Every line below must be reproduced exactly. Copy them all.

= = =

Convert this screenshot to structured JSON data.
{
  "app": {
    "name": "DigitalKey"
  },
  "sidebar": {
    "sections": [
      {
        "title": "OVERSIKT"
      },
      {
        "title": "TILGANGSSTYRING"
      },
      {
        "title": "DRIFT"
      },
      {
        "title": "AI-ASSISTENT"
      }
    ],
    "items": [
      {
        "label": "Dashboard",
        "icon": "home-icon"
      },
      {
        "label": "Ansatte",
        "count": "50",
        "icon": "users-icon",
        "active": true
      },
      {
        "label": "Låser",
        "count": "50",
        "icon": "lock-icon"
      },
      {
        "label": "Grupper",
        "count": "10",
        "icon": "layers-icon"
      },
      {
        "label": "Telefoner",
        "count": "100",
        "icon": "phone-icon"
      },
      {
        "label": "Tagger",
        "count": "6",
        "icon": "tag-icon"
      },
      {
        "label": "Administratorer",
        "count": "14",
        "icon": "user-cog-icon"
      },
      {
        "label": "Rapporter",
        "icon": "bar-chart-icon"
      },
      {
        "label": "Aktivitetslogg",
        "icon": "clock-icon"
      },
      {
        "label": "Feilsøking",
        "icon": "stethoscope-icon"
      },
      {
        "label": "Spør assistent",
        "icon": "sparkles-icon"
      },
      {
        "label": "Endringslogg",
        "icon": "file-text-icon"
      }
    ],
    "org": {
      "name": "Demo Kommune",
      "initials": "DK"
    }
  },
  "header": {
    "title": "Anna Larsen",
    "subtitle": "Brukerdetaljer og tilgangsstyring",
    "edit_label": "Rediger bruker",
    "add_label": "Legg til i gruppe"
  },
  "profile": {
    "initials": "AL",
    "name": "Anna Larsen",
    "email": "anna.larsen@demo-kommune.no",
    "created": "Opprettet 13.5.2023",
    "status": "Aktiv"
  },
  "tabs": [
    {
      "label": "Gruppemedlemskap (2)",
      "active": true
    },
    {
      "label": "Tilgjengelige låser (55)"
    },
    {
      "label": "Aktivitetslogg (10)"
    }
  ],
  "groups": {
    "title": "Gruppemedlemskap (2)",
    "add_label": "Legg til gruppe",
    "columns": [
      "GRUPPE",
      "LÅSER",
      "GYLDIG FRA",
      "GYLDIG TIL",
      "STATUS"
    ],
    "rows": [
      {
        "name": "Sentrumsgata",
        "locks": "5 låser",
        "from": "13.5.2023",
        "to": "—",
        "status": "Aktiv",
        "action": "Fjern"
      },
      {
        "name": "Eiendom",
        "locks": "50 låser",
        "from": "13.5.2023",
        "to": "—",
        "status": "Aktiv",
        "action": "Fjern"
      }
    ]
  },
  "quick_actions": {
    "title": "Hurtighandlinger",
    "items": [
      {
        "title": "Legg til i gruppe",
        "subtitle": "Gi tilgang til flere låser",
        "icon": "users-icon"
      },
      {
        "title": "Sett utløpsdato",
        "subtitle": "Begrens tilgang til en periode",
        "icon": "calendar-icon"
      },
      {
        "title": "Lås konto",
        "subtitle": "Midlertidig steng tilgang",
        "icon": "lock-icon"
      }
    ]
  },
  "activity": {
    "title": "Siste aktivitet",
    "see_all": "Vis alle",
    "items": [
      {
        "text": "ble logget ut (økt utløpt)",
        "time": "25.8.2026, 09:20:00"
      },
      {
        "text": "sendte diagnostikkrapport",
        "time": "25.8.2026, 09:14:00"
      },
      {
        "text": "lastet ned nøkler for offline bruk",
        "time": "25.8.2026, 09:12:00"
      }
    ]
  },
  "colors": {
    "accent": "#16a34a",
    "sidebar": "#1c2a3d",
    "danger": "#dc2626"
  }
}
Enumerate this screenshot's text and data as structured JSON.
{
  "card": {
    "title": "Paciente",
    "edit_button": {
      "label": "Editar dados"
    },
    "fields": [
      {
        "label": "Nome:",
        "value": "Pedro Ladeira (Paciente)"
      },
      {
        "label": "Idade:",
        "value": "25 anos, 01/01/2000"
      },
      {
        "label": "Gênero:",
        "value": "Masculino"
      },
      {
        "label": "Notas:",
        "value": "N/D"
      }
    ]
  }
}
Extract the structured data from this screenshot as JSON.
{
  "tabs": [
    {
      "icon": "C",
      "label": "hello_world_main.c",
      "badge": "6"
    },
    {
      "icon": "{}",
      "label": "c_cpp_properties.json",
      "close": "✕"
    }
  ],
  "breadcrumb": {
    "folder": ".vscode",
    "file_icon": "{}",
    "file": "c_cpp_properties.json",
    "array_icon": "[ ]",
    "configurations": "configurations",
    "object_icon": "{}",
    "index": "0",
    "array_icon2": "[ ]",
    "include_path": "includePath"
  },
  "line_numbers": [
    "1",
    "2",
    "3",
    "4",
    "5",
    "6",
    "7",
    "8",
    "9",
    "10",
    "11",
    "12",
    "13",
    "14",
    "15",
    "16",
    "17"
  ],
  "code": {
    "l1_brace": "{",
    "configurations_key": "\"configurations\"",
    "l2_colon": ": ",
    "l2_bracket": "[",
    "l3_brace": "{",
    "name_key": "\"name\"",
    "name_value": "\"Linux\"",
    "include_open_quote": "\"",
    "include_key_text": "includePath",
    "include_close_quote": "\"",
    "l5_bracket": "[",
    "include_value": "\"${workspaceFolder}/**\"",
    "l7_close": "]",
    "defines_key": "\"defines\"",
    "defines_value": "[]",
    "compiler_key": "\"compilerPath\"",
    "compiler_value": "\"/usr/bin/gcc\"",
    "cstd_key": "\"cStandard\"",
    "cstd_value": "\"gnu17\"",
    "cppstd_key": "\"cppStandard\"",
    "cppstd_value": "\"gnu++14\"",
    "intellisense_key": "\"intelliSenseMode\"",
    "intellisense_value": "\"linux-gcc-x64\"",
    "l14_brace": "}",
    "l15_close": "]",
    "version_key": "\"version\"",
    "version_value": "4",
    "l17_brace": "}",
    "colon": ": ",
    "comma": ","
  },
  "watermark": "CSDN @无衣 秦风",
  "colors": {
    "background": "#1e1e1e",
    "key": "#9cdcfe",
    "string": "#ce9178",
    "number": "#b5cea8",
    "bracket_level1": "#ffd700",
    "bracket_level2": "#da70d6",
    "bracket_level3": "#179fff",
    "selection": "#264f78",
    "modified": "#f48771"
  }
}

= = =

Reply to the task |
Convert this screenshot to structured JSON data.
{
  "app": {
    "name": "DigitalKey"
  },
  "sidebar": {
    "sections": [
      {
        "title": "OVERSIKT"
      },
      {
        "title": "TILGANGSSTYRING"
      },
      {
        "title": "DRIFT"
      },
      {
        "title": "AI-ASSISTENT"
      }
    ],
    "items": [
      {
        "label": "Dashboard",
        "icon": "home-icon"
      },
      {
        "label": "Ansatte",
        "count": "50",
        "icon": "users-icon",
        "active": true
      },
      {
        "label": "Låser",
        "count": "50",
        "icon": "lock-icon"
      },
      {
        "label": "Grupper",
        "count": "10",
        "icon": "layers-icon"
      },
      {
        "label": "Telefoner",
        "count": "100",
        "icon": "phone-icon"
      },
      {
        "label": "Tagger",
        "count": "6",
        "icon": "tag-icon"
      },
      {
        "label": "Administratorer",
        "count": "14",
        "icon": "user-cog-icon"
      },
      {
        "label": "Rapporter",
        "icon": "bar-chart-icon"
      },
      {
        "label": "Aktivitetslogg",
        "icon": "clock-icon"
      },
      {
        "label": "Feilsøking",
        "icon": "stethoscope-icon"
      },
      {
        "label": "Spør assistent",
        "icon": "sparkles-icon"
      },
      {
        "label": "Endringslogg",
        "icon": "file-text-icon"
      }
    ],
    "org": {
      "name": "Demo Kommune",
      "initials": "DK"
    }
  },
  "header": {
    "title": "Anna Larsen",
    "subtitle": "Brukerdetaljer og tilgangsstyring",
    "edit_label": "Rediger bruker",
    "add_label": "Legg til i gruppe"
  },
  "profile": {
    "initials": "AL",
    "name": "Anna Larsen",
    "email": "anna.larsen@demo-kommune.no",
    "created": "Opprettet 13.5.2023",
    "status": "Aktiv"
  },
  "tabs": [
    {
      "label": "Gruppemedlemskap (2)",
      "active": true
    },
    {
      "label": "Tilgjengelige låser (55)"
    },
    {
      "label": "Aktivitetslogg (10)"
    }
  ],
  "groups": {
    "title": "Gruppemedlemskap (2)",
    "add_label": "Legg til gruppe",
    "columns": [
      "GRUPPE",
      "LÅSER",
      "GYLDIG FRA",
      "GYLDIG TIL",
      "STATUS"
    ],
    "rows": [
      {
        "name": "Sentrumsgata",
        "locks": "5 låser",
        "from": "13.5.2023",
        "to": "—",
        "status": "Aktiv",
        "action": "Fjern"
      },
      {
        "name": "Eiendom",
        "locks": "50 låser",
        "from": "13.5.2023",
        "to": "—",
        "status": "Aktiv",
        "action": "Fjern"
      }
    ]
  },
  "quick_actions": {
    "title": "Hurtighandlinger",
    "items": [
      {
        "title": "Legg til i gruppe",
        "subtitle": "Gi tilgang til flere låser",
        "icon": "users-icon"
      },
      {
        "title": "Sett utløpsdato",
        "subtitle": "Begrens tilgang til en periode",
        "icon": "calendar-icon"
      },
      {
        "title": "Lås konto",
        "subtitle": "Midlertidig steng tilgang",
        "icon": "lock-icon"
      }
    ]
  },
  "activity": {
    "title": "Siste aktivitet",
    "see_all": "Vis alle",
    "items": [
      {
        "text": "ble logget ut (økt utløpt)",
        "time": "25.8.2026, 09:20:00"
      },
      {
        "text": "sendte diagnostikkrapport",
        "time": "25.8.2026, 09:14:00"
      },
      {
        "text": "lastet ned nøkler for offline bruk",
        "time": "25.8.2026, 09:12:00"
      }
    ]
  },
  "colors": {
    "accent": "#16a34a",
    "sidebar": "#1c2a3d",
    "danger": "#dc2626"
  }
}
Enumerate this screenshot's text and data as structured JSON.
{
  "card": {
    "title": "Paciente",
    "edit_button": {
      "label": "Editar dados"
    },
    "fields": [
      {
        "label": "Nome:",
        "value": "Pedro Ladeira (Paciente)"
      },
      {
        "label": "Idade:",
        "value": "25 anos, 01/01/2000"
      },
      {
        "label": "Gênero:",
        "value": "Masculino"
      },
      {
        "label": "Notas:",
        "value": "N/D"
      }
    ]
  }
}
Extract the structured data from this screenshot as JSON.
{
  "tabs": [
    {
      "icon": "C",
      "label": "hello_world_main.c",
      "badge": "6"
    },
    {
      "icon": "{}",
      "label": "c_cpp_properties.json",
      "close": "✕"
    }
  ],
  "breadcrumb": {
    "folder": ".vscode",
    "file_icon": "{}",
    "file": "c_cpp_properties.json",
    "array_icon": "[ ]",
    "configurations": "configurations",
    "object_icon": "{}",
    "index": "0",
    "array_icon2": "[ ]",
    "include_path": "includePath"
  },
  "line_numbers": [
    "1",
    "2",
    "3",
    "4",
    "5",
    "6",
    "7",
    "8",
    "9",
    "10",
    "11",
    "12",
    "13",
    "14",
    "15",
    "16",
    "17"
  ],
  "code": {
    "l1_brace": "{",
    "configurations_key": "\"configurations\"",
    "l2_colon": ": ",
    "l2_bracket": "[",
    "l3_brace": "{",
    "name_key": "\"name\"",
    "name_value": "\"Linux\"",
    "include_open_quote": "\"",
    "include_key_text": "includePath",
    "include_close_quote": "\"",
    "l5_bracket": "[",
    "include_value": "\"${workspaceFolder}/**\"",
    "l7_close": "]",
    "defines_key": "\"defines\"",
    "defines_value": "[]",
    "compiler_key": "\"compilerPath\"",
    "compiler_value": "\"/usr/bin/gcc\"",
    "cstd_key": "\"cStandard\"",
    "cstd_value": "\"gnu17\"",
    "cppstd_key": "\"cppStandard\"",
    "cppstd_value": "\"gnu++14\"",
    "intellisense_key": "\"intelliSenseMode\"",
    "intellisense_value": "\"linux-gcc-x64\"",
    "l14_brace": "}",
    "l15_close": "]",
    "version_key": "\"version\"",
    "version_value": "4",
    "l17_brace": "}",
    "colon": ": ",
    "comma": ","
  },
  "watermark": "CSDN @无衣 秦风",
  "colors": {
    "background": "#1e1e1e",
    "key": "#9cdcfe",
    "string": "#ce9178",
    "number": "#b5cea8",
    "bracket_level1": "#ffd700",
    "bracket_level2": "#da70d6",
    "bracket_level3": "#179fff",
    "selection": "#264f78",
    "modified": "#f48771"
  }
}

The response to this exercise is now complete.